Exercise brief
Only the text carries over: repeat the records exactly and drop the images.

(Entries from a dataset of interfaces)
::::::

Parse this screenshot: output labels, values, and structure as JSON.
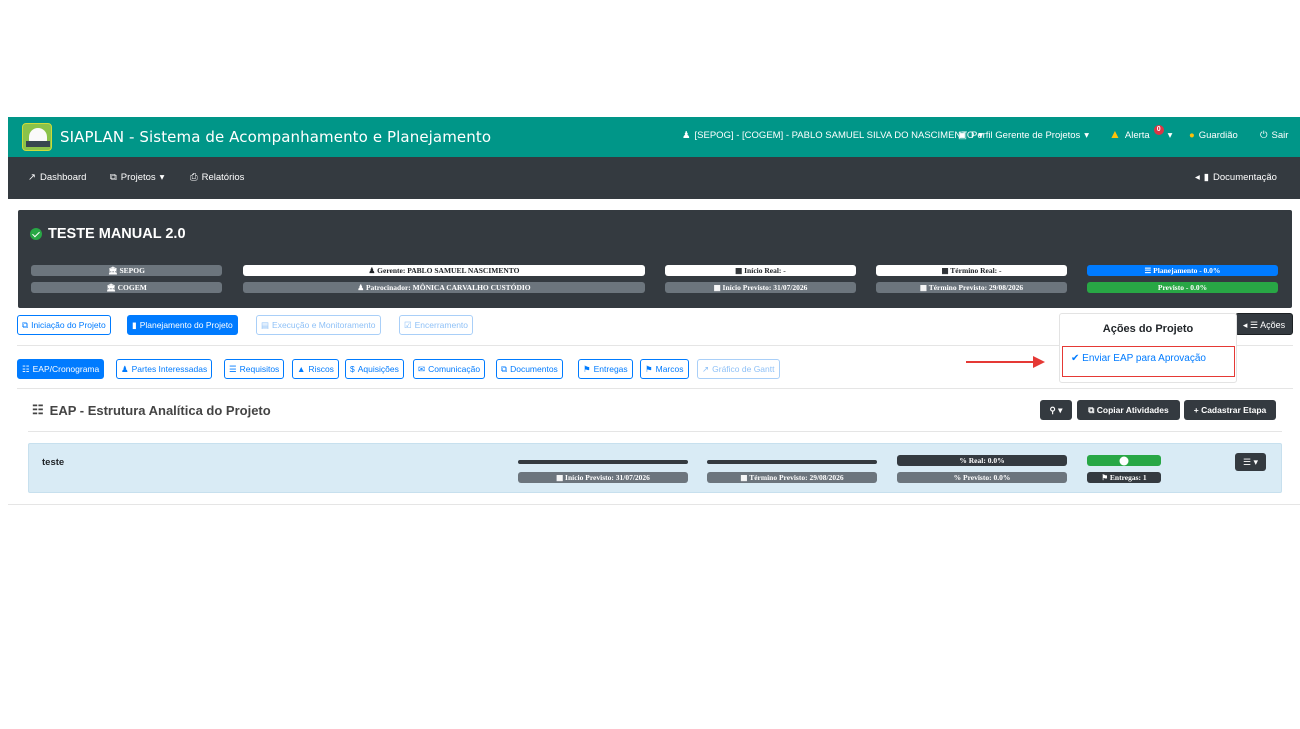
{
  "app": {
    "title": "SIAPLAN - Sistema de Acompanhamento e Planejamento",
    "user": "[SEPOG] - [COGEM] - PABLO SAMUEL SILVA DO NASCIMENTO",
    "profile": "Perfil Gerente de Projetos",
    "alert_label": "Alerta",
    "alert_count": "0",
    "guardian_label": "Guardião",
    "logout_label": "Sair"
  },
  "subnav": {
    "dashboard": "Dashboard",
    "projects": "Projetos",
    "reports": "Relatórios",
    "documentation": "Documentação"
  },
  "project": {
    "name": "TESTE MANUAL 2.0",
    "org1": "SEPOG",
    "org2": "COGEM",
    "manager": "Gerente: PABLO SAMUEL NASCIMENTO",
    "sponsor": "Patrocinador: MÔNICA CARVALHO CUSTÓDIO",
    "start_real": "Início Real: -",
    "start_planned": "Início Previsto: 31/07/2026",
    "end_real": "Término Real: -",
    "end_planned": "Término Previsto: 29/08/2026",
    "phase_status": "Planejamento - 0.0%",
    "planned_status": "Previsto - 0.0%"
  },
  "phase_tabs": [
    {
      "label": "Iniciação do Projeto"
    },
    {
      "label": "Planejamento do Projeto"
    },
    {
      "label": "Execução e Monitoramento"
    },
    {
      "label": "Encerramento"
    }
  ],
  "sub_tabs": [
    {
      "label": "EAP/Cronograma"
    },
    {
      "label": "Partes Interessadas"
    },
    {
      "label": "Requisitos"
    },
    {
      "label": "Riscos"
    },
    {
      "label": "Aquisições"
    },
    {
      "label": "Comunicação"
    },
    {
      "label": "Documentos"
    },
    {
      "label": "Entregas"
    },
    {
      "label": "Marcos"
    },
    {
      "label": "Gráfico de Gantt"
    }
  ],
  "actions": {
    "button_label": "Ações",
    "menu_header": "Ações do Projeto",
    "menu_item": "Enviar EAP para Aprovação"
  },
  "eap": {
    "title": "EAP - Estrutura Analítica do Projeto",
    "copy_label": "Copiar Atividades",
    "add_label": "Cadastrar Etapa"
  },
  "stage": {
    "name": "teste",
    "start_planned": "Início Previsto: 31/07/2026",
    "end_planned": "Término Previsto: 29/08/2026",
    "real_pct": "% Real: 0.0%",
    "planned_pct": "% Previsto: 0.0%",
    "deliveries": "Entregas: 1"
  },
  "colors": {
    "topbar": "#009688",
    "dark": "#343a40",
    "primary": "#007bff",
    "success": "#28a745",
    "annotation": "#e53935"
  }
}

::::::

Task response
Parse this screenshot: output labels, values, and structure as JSON.
{
  "app": {
    "title": "SIAPLAN - Sistema de Acompanhamento e Planejamento",
    "user": "[SEPOG] - [COGEM] - PABLO SAMUEL SILVA DO NASCIMENTO",
    "profile": "Perfil Gerente de Projetos",
    "alert_label": "Alerta",
    "alert_count": "0",
    "guardian_label": "Guardião",
    "logout_label": "Sair"
  },
  "subnav": {
    "dashboard": "Dashboard",
    "projects": "Projetos",
    "reports": "Relatórios",
    "documentation": "Documentação"
  },
  "project": {
    "name": "TESTE MANUAL 2.0",
    "org1": "SEPOG",
    "org2": "COGEM",
    "manager": "Gerente: PABLO SAMUEL NASCIMENTO",
    "sponsor": "Patrocinador: MÔNICA CARVALHO CUSTÓDIO",
    "start_real": "Início Real: -",
    "start_planned": "Início Previsto: 31/07/2026",
    "end_real": "Término Real: -",
    "end_planned": "Término Previsto: 29/08/2026",
    "phase_status": "Planejamento - 0.0%",
    "planned_status": "Previsto - 0.0%"
  },
  "phase_tabs": [
    {
      "label": "Iniciação do Projeto"
    },
    {
      "label": "Planejamento do Projeto"
    },
    {
      "label": "Execução e Monitoramento"
    },
    {
      "label": "Encerramento"
    }
  ],
  "sub_tabs": [
    {
      "label": "EAP/Cronograma"
    },
    {
      "label": "Partes Interessadas"
    },
    {
      "label": "Requisitos"
    },
    {
      "label": "Riscos"
    },
    {
      "label": "Aquisições"
    },
    {
      "label": "Comunicação"
    },
    {
      "label": "Documentos"
    },
    {
      "label": "Entregas"
    },
    {
      "label": "Marcos"
    },
    {
      "label": "Gráfico de Gantt"
    }
  ],
  "actions": {
    "button_label": "Ações",
    "menu_header": "Ações do Projeto",
    "menu_item": "Enviar EAP para Aprovação"
  },
  "eap": {
    "title": "EAP - Estrutura Analítica do Projeto",
    "copy_label": "Copiar Atividades",
    "add_label": "Cadastrar Etapa"
  },
  "stage": {
    "name": "teste",
    "start_planned": "Início Previsto: 31/07/2026",
    "end_planned": "Término Previsto: 29/08/2026",
    "real_pct": "% Real: 0.0%",
    "planned_pct": "% Previsto: 0.0%",
    "deliveries": "Entregas: 1"
  },
  "colors": {
    "topbar": "#009688",
    "dark": "#343a40",
    "primary": "#007bff",
    "success": "#28a745",
    "annotation": "#e53935"
  }
}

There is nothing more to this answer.